In order for regulators throughout the world to allow for the full integration of manned and unmanned aircraft in controlled airspace, a few technologies and procedures need to be perfected and fine tuned to work with each other seamlessly. One of these technologies is known as an unmanned traffic management (UTM) system, and there will be no integration of the skies without a solid implementation of it. Europe has launched a comprehensive initiative, known as U-Space, to implement pan-European UTM standards and protocols that would allow private industry to compete in providing UTM services in every country throughout the EU.
During the recent Commercial UAV Expo Europe we came across INVOLI, a Swiss company which is promoting the idea that the key to a solid UTM implementation is the data that would feed the system, allowing pilots of manned and unmanned aircraft as well as ATC (air traffic control) to make decisions and seamlessly work together to complete their flights safely.
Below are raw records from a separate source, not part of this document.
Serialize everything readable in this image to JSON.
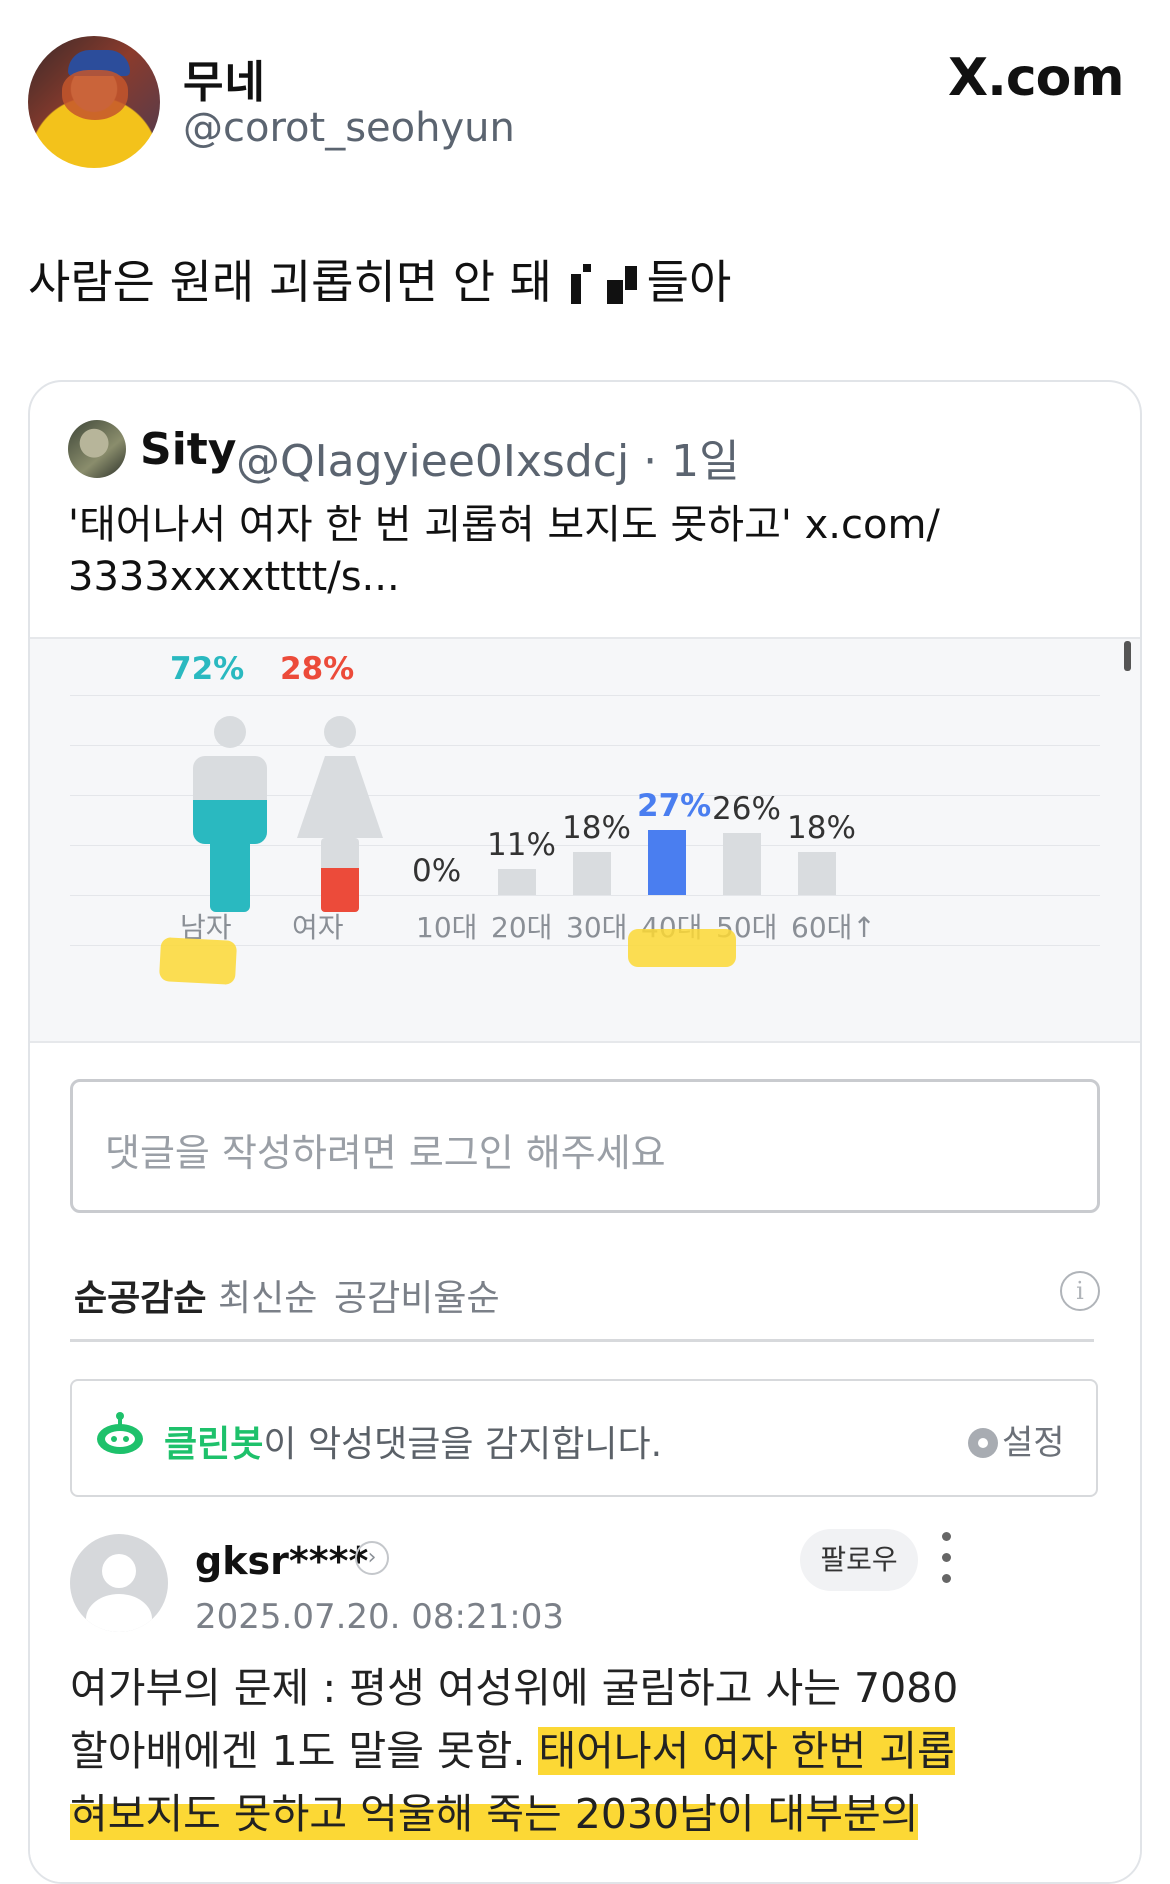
{
  "post": {
    "author_name": "무네",
    "author_handle": "@corot_seohyun",
    "site_label": "X.com",
    "text_before": "사람은 원래 괴롭히면 안 돼 ",
    "text_after": "들아"
  },
  "quote": {
    "name": "Sity",
    "handle_time": "@QIagyiee0Ixsdcj · 1일",
    "text_line1": "'태어나서 여자 한 번 괴롭혀 보지도 못하고' x.com/",
    "text_line2": "3333xxxxtttt/s..."
  },
  "chart_data": {
    "type": "bar",
    "gender": {
      "categories": [
        "남자",
        "여자"
      ],
      "values": [
        72,
        28
      ],
      "labels": [
        "72%",
        "28%"
      ],
      "colors": [
        "#2ab9c0",
        "#ec4b3a"
      ]
    },
    "age": {
      "categories": [
        "10대",
        "20대",
        "30대",
        "40대",
        "50대",
        "60대↑"
      ],
      "values": [
        0,
        11,
        18,
        27,
        26,
        18
      ],
      "labels": [
        "0%",
        "11%",
        "18%",
        "27%",
        "26%",
        "18%"
      ],
      "highlight_index": 3,
      "highlight_color": "#4a7ef0",
      "default_color": "#d9dcdf"
    }
  },
  "comments_ui": {
    "input_placeholder": "댓글을 작성하려면 로그인 해주세요",
    "sort_tabs": [
      "순공감순",
      "최신순",
      "공감비율순"
    ],
    "info_icon": "info-icon",
    "cleanbot_brand": "클린봇",
    "cleanbot_text": "이 악성댓글을 감지합니다.",
    "settings_label": "설정"
  },
  "comment": {
    "username": "gksr****",
    "timestamp": "2025.07.20. 08:21:03",
    "follow_label": "팔로우",
    "line1": "여가부의 문제 : 평생 여성위에 굴림하고 사는 7080",
    "line2_plain": "할아배에겐 1도 말을 못함. ",
    "line2_highlight": "태어나서 여자 한번 괴롭",
    "line3": "혀보지도 못하고 억울해 죽는 2030남이 대부분의"
  }
}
In a very educational conversation in their booth, we had the opportunity to talk to Mélanie Guittet, co-founder and Manager of Business Development, Cristina Mihalachioiu, co-founder and Manager for Legal and Communications and Manu Lubrano, co-founder and CEO.
I asked Cristina what made INVOLI different from all the other UTM companies in the exhibition floor advertising their products; she got closer to me and whispered: “We are the missing link.”
“Our system is called involi.live and what we do is that we collect real time LAATD (Low Altitude Air Traffic Data) from ADS-B (Automatic Dependent Surveillance & Broadcast) and aircraft transponders, process it and transmit it to the UTM system so anyone flying and connected to the system can have that information onboard in real time,” Mélanie told Commercial UAV News.
“The main issue with UTM implementations is that most UAVs fly at very low altitude, below 2,000 ft AGL (above ground level), and at that altitude radar service is not available so manned aircraft operating at those levels, either descending for landing, taking off or helicopters operating in that band are susceptible to blind spots due to the lack of radar cover,” Manu mentioned.
“The secret to involi.live is that we collect all this data from flying aircraft with our own sensors and in milliseconds, process it and transmit it to the various manned and unmanned aircraft operating in the area and pilots have real-time information about approaching aircraft,” Cristina said enthusiastically.
“With our graphic geofencing tools, pilots can quickly determine the nature of the potential danger in approaching aircraft and make a decision if to continue the flight or take evasive action,” said Mélanie.
“The same applies to the autonomous unmanned aircraft receiving the data via the existing 4G network; the onboard controller has all the information to calculate if it needs to take evasive action or to continue the flight. The system also provides no-fly zones that the on-board controller uses to create safe flying corridors in real time; involi.live should work in coordination with the UAV’s own detect and avoid system to create redundancy and enhance security,” Cristina told us.
Manu Lubrano made emphasis that a solid telecommunications’ infrastructure was essential to make the system work and mentioned that INVOLI already has a great partnership with Swisscom, a major telecommunications provider in Switzerland, to constantly improve the symbiotic relationship between the collecting and processing of the data and the transmission of it through their network.
With as many as 15 awards received in its short corporate life, INVOLI seems to be well positioned to be a key player in the inevitable integration of manned and unmanned aircraft in controlled airspace in Europe.